10 Reasons Why Bigger People Should Try Yoga A yoga teacher counts down the reasons why people of all sizes--and especially those who are heavier--should try this powerful mind-body practice. Mind Body Green

5 Preserving and Homesteading Blogs You Should Follow If you enjoy raising and preserving your own food, don't miss this blog round-up. Savvy Eats

Which stories topped your "must-read" list this week?

Would you eat insects?

Click here to to redeem your SparkPoints
  You will earn 5 SparkPoints
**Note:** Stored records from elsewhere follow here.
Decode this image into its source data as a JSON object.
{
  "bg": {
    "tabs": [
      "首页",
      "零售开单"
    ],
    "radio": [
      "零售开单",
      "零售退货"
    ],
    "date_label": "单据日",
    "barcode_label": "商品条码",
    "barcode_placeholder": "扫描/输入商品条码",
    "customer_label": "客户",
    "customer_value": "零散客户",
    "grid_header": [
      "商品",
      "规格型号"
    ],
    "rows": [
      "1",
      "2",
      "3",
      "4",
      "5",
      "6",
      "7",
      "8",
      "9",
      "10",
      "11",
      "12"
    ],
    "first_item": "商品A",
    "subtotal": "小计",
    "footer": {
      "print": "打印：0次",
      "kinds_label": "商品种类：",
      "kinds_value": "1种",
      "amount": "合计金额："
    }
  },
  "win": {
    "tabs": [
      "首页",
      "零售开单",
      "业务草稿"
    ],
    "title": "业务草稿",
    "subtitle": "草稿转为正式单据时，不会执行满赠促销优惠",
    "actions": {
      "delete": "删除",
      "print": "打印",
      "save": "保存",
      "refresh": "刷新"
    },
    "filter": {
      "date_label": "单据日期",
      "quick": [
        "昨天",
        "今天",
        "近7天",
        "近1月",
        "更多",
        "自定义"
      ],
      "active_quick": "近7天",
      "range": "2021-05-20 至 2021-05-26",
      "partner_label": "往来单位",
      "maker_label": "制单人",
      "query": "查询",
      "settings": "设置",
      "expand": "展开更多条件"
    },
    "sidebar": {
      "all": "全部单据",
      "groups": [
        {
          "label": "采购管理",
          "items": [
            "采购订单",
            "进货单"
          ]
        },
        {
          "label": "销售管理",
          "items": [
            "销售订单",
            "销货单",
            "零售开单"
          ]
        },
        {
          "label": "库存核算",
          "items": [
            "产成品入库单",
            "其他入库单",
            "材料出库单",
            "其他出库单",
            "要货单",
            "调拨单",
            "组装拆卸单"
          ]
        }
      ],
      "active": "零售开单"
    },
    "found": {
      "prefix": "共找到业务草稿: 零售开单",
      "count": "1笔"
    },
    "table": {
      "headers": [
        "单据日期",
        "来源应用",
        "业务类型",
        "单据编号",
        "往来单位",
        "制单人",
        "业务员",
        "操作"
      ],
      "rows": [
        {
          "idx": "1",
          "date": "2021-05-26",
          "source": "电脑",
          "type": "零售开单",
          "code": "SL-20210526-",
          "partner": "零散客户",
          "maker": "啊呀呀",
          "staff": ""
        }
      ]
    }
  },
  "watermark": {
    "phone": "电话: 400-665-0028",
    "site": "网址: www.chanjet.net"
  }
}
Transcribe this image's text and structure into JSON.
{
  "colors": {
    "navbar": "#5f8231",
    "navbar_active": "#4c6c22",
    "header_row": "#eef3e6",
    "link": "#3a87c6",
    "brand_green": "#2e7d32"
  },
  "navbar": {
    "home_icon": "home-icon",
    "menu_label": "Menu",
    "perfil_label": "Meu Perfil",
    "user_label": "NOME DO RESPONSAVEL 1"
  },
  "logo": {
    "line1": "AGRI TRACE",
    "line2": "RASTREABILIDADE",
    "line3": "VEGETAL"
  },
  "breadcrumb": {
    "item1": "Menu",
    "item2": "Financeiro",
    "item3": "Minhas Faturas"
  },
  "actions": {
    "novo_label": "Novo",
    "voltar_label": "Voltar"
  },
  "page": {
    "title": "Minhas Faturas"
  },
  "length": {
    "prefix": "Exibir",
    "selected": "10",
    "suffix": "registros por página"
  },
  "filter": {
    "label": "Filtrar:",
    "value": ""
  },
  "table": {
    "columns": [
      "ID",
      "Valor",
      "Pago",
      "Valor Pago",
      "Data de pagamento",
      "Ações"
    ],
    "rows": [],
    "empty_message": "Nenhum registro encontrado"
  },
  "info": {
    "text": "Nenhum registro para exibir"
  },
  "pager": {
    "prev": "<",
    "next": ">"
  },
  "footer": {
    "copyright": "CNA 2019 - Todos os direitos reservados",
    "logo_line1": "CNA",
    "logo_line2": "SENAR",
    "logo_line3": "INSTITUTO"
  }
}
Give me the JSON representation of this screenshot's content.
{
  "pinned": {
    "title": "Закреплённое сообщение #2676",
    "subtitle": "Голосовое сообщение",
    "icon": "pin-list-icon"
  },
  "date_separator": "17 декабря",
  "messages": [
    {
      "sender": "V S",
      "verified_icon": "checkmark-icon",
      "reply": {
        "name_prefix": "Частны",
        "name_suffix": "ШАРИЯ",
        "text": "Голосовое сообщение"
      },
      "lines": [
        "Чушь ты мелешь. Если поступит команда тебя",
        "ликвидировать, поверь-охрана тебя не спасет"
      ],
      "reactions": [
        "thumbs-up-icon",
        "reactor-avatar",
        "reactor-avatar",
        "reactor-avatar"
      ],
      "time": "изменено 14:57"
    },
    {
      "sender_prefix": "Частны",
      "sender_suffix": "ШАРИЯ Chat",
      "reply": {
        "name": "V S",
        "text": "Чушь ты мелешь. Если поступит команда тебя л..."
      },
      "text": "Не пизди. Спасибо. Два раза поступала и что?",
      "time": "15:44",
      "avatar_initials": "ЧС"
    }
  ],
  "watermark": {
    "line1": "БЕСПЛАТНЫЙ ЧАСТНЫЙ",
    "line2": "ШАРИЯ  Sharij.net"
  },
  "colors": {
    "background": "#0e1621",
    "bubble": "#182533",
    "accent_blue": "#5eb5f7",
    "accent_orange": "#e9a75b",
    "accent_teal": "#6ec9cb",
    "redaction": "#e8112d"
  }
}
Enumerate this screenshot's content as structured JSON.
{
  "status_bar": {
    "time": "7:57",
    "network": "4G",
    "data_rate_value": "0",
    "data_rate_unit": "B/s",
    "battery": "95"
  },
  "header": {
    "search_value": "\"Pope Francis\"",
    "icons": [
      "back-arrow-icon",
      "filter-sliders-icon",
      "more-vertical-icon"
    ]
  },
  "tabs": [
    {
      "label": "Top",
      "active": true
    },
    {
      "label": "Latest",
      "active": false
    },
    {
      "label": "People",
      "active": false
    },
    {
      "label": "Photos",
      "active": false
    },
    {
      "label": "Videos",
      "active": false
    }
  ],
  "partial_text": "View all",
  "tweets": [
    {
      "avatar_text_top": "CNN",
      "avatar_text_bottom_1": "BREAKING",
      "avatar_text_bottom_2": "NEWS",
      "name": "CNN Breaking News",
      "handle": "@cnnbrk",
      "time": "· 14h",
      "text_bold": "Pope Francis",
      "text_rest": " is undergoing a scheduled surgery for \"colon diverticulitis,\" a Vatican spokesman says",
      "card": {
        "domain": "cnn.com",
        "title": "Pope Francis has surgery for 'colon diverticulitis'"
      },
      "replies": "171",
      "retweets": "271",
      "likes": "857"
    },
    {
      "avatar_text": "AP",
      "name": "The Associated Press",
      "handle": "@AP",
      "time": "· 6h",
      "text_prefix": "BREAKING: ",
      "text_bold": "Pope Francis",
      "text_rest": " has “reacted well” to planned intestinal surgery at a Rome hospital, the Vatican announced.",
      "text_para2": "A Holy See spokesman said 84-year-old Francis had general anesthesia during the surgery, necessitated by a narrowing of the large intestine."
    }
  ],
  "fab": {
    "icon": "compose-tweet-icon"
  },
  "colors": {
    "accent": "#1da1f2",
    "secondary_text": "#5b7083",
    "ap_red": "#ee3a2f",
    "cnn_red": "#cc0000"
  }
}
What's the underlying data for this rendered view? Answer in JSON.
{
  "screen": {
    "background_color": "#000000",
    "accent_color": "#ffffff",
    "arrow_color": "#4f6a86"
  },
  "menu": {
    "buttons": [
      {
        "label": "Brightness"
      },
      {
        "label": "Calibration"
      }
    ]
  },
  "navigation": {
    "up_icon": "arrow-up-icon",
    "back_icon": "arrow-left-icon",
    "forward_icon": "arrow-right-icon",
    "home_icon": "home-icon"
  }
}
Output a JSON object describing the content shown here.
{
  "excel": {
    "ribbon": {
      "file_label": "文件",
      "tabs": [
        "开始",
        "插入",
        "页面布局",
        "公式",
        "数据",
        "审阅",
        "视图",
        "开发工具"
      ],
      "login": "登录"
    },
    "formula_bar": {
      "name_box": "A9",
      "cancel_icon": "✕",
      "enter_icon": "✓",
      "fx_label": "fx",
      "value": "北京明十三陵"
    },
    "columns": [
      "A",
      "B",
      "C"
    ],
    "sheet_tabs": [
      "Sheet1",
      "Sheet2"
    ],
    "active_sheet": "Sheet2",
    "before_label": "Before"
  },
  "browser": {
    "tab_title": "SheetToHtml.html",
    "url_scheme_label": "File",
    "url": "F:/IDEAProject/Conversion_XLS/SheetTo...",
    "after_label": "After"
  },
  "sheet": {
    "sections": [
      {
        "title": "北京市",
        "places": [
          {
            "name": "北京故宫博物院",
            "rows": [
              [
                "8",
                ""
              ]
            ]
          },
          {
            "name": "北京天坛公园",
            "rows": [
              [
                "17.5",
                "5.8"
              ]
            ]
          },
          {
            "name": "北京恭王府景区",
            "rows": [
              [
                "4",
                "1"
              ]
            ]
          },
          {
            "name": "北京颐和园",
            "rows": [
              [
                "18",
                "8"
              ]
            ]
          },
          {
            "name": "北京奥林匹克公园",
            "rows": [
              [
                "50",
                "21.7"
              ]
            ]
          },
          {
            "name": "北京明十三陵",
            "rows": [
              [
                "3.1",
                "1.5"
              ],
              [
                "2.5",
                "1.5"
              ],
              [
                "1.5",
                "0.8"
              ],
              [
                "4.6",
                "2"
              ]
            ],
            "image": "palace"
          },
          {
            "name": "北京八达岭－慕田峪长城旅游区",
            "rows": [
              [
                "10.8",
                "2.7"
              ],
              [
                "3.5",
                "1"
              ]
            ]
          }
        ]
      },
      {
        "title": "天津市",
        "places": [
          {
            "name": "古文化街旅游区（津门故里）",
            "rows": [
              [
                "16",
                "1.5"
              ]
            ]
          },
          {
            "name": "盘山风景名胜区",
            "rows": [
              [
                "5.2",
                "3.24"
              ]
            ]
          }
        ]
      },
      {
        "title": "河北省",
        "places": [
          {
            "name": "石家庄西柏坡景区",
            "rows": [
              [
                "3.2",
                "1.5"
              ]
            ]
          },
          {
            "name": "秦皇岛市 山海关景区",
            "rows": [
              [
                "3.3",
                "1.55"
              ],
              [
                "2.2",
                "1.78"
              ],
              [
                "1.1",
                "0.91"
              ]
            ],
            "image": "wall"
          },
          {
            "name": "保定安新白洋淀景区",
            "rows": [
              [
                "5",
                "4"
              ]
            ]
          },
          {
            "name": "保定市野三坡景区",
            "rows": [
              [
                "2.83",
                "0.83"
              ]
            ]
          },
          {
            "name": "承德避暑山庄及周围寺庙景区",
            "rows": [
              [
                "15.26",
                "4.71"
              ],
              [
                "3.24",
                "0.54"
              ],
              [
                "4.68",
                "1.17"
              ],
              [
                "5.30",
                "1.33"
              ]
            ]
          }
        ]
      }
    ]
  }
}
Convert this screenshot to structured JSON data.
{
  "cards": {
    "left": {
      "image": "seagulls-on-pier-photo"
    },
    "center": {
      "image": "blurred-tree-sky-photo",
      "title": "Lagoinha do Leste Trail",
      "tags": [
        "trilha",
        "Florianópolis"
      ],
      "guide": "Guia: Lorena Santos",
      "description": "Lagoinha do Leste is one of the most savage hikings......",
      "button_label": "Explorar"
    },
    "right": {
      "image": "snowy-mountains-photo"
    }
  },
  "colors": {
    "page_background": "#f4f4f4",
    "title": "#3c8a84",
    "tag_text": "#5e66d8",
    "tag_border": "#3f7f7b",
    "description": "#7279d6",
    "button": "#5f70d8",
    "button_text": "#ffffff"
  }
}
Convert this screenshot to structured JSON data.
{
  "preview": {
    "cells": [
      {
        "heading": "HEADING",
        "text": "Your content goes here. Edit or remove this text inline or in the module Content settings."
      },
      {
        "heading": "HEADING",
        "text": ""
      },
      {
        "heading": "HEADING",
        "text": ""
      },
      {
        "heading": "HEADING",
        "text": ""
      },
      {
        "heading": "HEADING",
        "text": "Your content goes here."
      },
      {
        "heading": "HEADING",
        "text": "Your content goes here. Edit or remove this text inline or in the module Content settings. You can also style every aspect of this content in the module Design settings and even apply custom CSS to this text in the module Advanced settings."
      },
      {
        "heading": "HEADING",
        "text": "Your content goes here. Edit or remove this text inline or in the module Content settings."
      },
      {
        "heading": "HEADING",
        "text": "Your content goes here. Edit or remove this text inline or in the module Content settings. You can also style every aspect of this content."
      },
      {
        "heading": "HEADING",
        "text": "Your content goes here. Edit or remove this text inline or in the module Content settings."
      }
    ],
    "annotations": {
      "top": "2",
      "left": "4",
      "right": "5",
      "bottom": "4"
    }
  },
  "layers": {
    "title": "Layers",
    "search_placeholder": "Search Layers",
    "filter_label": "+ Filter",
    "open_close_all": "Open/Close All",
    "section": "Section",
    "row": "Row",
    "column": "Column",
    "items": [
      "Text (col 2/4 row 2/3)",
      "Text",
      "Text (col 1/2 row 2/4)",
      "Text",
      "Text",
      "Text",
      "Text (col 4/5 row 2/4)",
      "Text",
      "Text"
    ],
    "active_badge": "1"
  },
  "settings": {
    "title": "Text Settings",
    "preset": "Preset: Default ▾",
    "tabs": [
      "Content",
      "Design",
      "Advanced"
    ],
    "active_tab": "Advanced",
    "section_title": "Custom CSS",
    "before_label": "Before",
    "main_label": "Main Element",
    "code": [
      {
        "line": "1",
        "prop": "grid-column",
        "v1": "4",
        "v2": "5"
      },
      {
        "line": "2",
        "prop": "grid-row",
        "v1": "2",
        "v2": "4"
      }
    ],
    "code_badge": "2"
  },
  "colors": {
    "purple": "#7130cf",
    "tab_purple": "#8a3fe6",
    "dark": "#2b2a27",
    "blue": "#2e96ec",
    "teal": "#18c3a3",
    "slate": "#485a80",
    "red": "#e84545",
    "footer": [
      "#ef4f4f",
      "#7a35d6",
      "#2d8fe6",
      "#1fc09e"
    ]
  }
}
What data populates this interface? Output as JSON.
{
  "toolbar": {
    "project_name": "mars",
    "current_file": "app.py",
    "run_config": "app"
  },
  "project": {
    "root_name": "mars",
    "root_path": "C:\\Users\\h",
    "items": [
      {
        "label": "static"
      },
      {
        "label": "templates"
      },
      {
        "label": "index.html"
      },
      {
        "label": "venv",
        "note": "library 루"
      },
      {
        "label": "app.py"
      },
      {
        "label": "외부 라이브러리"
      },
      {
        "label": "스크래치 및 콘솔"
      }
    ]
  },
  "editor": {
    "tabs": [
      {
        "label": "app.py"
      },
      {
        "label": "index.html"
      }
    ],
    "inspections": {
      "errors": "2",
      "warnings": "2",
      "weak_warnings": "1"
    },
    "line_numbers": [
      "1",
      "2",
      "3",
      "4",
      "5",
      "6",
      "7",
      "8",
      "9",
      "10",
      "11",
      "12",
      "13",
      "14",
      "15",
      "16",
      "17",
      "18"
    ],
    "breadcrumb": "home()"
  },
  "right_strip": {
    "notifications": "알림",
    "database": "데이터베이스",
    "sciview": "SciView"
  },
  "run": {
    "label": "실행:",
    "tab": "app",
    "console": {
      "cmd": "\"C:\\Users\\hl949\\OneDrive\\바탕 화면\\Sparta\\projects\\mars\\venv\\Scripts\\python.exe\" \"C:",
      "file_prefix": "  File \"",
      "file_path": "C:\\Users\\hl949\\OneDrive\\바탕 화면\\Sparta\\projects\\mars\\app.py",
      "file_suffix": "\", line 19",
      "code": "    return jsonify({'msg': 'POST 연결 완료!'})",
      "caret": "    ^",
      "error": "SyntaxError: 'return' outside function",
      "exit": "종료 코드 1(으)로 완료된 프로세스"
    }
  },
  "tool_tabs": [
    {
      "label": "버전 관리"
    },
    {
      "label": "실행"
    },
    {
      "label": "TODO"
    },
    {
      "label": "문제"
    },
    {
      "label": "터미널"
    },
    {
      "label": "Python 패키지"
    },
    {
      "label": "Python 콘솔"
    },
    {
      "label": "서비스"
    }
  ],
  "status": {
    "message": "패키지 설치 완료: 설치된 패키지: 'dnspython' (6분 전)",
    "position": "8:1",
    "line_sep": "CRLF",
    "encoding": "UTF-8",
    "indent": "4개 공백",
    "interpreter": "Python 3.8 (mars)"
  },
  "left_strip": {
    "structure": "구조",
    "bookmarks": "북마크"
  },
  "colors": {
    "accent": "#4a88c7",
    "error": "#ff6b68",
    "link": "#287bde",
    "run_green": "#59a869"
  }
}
I've eaten them at the Insectarium in New Orleans. Report
Not intentionally but I know the FDA allows a certain amount in our food. Report
I have... I've eaten a fried caterpillar, and ant eggs while visiting Mexico. It was interesting. Report
There are already bugs in fruits, vegetables, grains, etc. The amount allowed is controlled FDA, so most likely everyone is eating bugs unknowingly. Report
Nope, nope, nope, nope, nope. Report
I've eaten a few bugs intentionally. Termites when I was a kid. And recently during the Ottawa City Chase - a grub. Report
I don't know.....Andrew Zimmern (Bizarre Foods) makes them look pretty good. There's nowhere around here to try them, though. Report
I would eat them, and like DCHANCE6 stated, we already ingest plenty of female cochineal beetles. What she didn't say is how prevalent carmine (a red food dye made from the cochineal beetle) is in everyday foods. Yoplait uses it for it's strawberry flavors, Starbucks took a lot of heat over its use for strawberry flavored things. Basically, the stuff is everywhere. I don't agree with Sparkpeople for using that creepy drippy font for its poll, though. It was already loaded for a bias against "bugs." Don't sway opinion with emotion. Report
good observation with the shrimp- Shrimp and Cockroaches are in the same family- an animal division known as Phylum Arthropod. Many people eat those a lot.

Insects have a lot of protein and are in abundance here on earth. Eating those would be a lot better for our ecosystem. Report
I'll try anything once, but I'm not going out of my way to munch on anything with more than 4 legs. I'm a pretty devoted carnivore, but even I have my limits. ;) Report
fyi the fda says it's ok to have up to 6 cockroaches per pound of peanut butter. That is why I stay away from chunky peanut butter. Report
I wouldn't knowingly eat insects, however, I'm sure I have gulped them with my coffee, swallowed after they flew in my mouth or when I was sleeping. Can't remember how much but there are reports about how many we swallow in our sleep... lots of spiders! Report
why would you want to ? Report
Come on now.. No!! lol Report
I have eaten insects, deliberately, but I have one rule: eat them only when others are eating them. That way I know they're safe to eat and I can then safely eat them after that. Report
As a vegan, not intentionally. Report
Actually, you may be eating bugs and not know it. Carminic acid,carmine, and cochineal extract are red dyes extracted from crushed cochineal insects. Report
I ate grubs and loved them, from a street vendor in Bangkok. They tasted like fried clam bellies cooked up with soy and garlic. Report
I did so once unknowingly. Someone gave me a piece of chocolate that was crunchy and found much fun telling me that it was a chocolate covered grasshopper after I ate it. It really only tasted like a crunchy piece of dark chocolate and I didn't get sick or anything. I wouldn't knowingly do it again, though. Report
They were talking one day on the radio about how many bugs were allowed to be in peanut butter. Gives a whole new meaning to "Crunchy" peanut butter! Report
I have eaten bugs, I travel a lot and I enjoy taking in the culture where I go. Report
I never ate bugs, but I love shrimps - not bugs exactly but arthropoda just as well. What's the difference?
So I can imagine bugs may be tasty if prepared well. Report
I have eaten bugs. Joys of living in Asia. I could not find bee larva on SP. huh? Report
Close email sign up
Our best articles, delivered Join the millions of people already subscribed Get a weekly summary of our diet and fitness advice We will never sell, rent or redistribute your email address.

Magic Link Sent!

A magic link was sent to Click on that link to login. The link is only good for 24 hours.